But unless you're a class action/civil procedure geek -- and, I mean, a real geek -- the number of such interested persons is likely to be small.

The second class action opinion might be a tiny more interesting.  Or at least accessible.  Plaintiffs say that ConAgra lied (or was at least deceptive) when it called its Wesson cooking oil "100 percent natural" since it uses bioengineered ingredients.  Sounds like a decent class action to me.

But ConAgra claimed that the class couldn't be certified because there's no "objective" way to tell who actually bought Wesson cooking oil during the relevant years.  Since you don't have to sign anything or put your name down when you buy the stuff at the supermarket.

The district court disagreed.  It certified the class.  ConAgra was granted permission to appeal.

But the Ninth Circuit affirms.

As, in my view, of course it should.

Yes, there's no "objective" way to tell if someone's a member of the class.  Just like there's no "objective" way to tell virtually anything in the universe.  We rely on people's testimony.  Their records.  Their whatever.  Yes, people can lie.  And documents can be faked.

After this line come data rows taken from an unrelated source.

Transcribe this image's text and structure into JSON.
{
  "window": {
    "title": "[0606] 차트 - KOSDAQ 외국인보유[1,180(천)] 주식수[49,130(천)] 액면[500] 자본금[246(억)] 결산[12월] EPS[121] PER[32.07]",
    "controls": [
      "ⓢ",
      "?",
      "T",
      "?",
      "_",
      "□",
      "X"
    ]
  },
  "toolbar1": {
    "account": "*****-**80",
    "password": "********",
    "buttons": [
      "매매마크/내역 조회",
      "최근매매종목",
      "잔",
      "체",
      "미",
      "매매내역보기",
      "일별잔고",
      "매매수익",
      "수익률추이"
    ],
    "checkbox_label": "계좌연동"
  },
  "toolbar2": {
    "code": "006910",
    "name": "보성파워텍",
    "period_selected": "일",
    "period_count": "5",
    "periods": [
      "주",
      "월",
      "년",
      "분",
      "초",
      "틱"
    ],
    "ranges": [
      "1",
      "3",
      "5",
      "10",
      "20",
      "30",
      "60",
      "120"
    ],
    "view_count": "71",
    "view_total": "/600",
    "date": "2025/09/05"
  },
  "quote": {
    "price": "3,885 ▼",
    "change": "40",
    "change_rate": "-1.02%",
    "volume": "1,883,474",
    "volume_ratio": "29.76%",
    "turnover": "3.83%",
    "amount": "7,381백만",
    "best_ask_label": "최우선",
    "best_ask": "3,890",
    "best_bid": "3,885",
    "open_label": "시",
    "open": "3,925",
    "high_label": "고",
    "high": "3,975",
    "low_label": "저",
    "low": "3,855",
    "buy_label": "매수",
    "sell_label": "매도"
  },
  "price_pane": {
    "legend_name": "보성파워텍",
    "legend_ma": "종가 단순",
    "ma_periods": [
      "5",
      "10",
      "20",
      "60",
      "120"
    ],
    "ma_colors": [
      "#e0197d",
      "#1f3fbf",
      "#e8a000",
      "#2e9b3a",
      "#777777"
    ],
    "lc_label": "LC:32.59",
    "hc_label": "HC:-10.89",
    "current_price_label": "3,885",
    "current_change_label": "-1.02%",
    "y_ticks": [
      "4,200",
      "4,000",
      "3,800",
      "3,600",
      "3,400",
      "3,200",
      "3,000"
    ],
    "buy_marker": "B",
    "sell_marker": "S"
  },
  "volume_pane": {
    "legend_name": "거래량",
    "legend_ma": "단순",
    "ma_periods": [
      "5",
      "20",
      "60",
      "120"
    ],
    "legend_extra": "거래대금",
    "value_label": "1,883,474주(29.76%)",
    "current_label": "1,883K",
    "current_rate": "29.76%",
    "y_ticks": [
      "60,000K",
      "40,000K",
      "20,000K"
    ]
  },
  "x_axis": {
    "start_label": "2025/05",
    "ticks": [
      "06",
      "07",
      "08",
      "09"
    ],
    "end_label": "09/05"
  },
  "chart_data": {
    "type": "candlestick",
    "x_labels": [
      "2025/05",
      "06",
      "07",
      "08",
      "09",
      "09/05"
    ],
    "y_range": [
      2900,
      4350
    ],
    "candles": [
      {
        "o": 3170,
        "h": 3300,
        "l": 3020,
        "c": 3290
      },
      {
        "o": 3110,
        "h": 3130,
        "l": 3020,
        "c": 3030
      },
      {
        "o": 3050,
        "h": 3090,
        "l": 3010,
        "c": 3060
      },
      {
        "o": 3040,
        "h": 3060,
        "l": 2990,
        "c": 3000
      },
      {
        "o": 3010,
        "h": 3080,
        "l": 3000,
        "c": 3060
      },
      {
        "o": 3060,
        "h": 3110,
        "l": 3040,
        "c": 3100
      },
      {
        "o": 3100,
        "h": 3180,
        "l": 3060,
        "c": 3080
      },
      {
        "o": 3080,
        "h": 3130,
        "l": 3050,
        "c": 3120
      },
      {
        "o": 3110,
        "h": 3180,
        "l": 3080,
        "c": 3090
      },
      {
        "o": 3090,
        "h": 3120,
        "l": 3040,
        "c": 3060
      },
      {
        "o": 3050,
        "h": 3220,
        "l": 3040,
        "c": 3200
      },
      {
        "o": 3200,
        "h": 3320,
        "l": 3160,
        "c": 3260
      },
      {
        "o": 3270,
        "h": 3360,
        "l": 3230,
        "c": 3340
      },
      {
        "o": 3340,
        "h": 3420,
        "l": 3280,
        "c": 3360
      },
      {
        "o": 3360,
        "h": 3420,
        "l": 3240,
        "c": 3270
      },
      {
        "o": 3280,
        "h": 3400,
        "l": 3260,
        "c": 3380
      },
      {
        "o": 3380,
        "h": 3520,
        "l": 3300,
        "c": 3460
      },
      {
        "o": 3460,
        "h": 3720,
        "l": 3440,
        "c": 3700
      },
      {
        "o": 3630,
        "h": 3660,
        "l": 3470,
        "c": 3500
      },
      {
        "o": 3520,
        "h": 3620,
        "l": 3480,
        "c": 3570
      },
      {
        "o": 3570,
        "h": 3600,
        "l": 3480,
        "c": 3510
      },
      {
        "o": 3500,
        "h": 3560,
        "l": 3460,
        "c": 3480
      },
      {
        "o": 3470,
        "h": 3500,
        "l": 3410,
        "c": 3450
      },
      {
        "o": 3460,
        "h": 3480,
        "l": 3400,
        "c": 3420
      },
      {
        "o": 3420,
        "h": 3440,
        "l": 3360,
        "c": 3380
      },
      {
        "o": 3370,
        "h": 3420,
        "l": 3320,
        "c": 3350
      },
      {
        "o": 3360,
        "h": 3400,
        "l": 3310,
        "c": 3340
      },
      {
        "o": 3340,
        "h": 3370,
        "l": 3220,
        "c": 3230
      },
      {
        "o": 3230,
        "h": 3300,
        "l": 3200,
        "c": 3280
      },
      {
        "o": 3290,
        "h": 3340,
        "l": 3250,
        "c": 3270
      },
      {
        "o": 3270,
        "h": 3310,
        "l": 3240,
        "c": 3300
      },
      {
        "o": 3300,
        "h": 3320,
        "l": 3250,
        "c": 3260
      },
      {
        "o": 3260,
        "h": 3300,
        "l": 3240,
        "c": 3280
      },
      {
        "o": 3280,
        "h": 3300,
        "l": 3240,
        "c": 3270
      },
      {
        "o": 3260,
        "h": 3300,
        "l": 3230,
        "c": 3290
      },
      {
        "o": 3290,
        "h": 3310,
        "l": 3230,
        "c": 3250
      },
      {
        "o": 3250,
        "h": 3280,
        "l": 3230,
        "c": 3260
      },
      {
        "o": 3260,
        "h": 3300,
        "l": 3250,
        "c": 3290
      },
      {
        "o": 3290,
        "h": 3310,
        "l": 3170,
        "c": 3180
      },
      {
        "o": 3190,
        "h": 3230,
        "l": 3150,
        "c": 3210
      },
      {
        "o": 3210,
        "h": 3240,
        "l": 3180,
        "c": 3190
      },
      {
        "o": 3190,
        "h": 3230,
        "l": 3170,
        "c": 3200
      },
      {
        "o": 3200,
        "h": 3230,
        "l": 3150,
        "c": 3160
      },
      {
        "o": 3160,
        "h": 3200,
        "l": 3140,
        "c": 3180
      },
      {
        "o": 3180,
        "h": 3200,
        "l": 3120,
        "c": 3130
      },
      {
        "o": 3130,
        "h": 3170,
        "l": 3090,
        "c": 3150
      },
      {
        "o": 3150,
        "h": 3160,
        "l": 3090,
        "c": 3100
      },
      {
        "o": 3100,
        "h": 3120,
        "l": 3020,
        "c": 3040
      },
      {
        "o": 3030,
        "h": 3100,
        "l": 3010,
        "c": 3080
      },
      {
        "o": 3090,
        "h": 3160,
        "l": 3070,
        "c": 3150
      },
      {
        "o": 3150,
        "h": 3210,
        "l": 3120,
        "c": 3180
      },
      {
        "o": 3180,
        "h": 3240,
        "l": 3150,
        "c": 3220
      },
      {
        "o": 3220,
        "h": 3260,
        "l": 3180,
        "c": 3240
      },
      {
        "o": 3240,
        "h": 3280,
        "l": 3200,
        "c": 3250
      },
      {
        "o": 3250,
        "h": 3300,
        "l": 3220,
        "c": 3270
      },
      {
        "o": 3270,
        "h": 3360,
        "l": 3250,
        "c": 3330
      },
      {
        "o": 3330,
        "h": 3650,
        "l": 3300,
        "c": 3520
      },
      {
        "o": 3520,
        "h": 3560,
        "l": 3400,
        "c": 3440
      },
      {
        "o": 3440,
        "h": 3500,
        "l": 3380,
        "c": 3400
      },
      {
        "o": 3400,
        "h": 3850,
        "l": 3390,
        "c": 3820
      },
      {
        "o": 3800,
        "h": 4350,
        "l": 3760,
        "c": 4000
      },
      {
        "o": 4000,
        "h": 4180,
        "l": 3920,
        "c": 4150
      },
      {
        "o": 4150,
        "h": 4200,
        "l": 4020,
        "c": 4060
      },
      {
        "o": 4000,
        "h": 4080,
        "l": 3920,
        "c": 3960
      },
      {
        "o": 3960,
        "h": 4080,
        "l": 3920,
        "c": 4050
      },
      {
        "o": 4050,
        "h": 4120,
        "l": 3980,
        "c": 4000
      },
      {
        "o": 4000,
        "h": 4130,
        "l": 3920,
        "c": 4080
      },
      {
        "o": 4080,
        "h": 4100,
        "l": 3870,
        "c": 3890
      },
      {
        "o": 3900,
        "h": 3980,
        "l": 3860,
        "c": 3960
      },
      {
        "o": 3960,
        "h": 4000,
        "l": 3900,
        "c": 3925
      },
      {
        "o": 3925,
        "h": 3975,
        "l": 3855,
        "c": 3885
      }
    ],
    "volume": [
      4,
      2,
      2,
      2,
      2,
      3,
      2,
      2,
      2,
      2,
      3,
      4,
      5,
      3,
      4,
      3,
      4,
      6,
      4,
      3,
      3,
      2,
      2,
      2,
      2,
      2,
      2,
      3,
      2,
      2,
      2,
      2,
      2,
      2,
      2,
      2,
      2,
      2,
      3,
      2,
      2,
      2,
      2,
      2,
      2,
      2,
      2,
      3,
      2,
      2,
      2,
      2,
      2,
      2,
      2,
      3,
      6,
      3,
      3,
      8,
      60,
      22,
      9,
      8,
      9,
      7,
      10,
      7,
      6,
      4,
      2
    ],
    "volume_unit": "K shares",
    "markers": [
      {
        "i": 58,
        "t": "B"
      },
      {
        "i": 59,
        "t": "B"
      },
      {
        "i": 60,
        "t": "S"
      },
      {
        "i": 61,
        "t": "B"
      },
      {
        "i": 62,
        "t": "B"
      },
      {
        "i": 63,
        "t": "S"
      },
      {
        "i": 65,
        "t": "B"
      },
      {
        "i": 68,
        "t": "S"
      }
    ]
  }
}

So what.  That doesn't mean that a class action can't exist.  Any more than it means that someone can't recover for personal injuries, or breach of contract, or any other legitimate -- or, potentially, factually illegitimate -- claim.  You present your evidence and the trier of fact decides.  End of story.

Much less should a company get away with (allegedly) deceiving millions of people about its products just because you don't have to fill out a form in triplicate and have your picture taken in order to buy that product.  Too bad.  People can testify, under oath, that they bought the thing.  If ConAgra thinks that they're lying, prove it.  Good luck.  If ConAgra's evidence is believed, that class member won't recover.  But the fact that ConAgra doesn't feel like taking someone's word for it no more stops a class action from being certified than the fact that a different class action defendant doesn't feel like taking a class member's word for it that the product is causing them immense physical pain would stop a class action there.  Go ahead.  Prove it.  Not a barrier to class certification.

Judge Friedland reaches this same conclusion using words and concepts that are a bit more articulate.

But to the same end.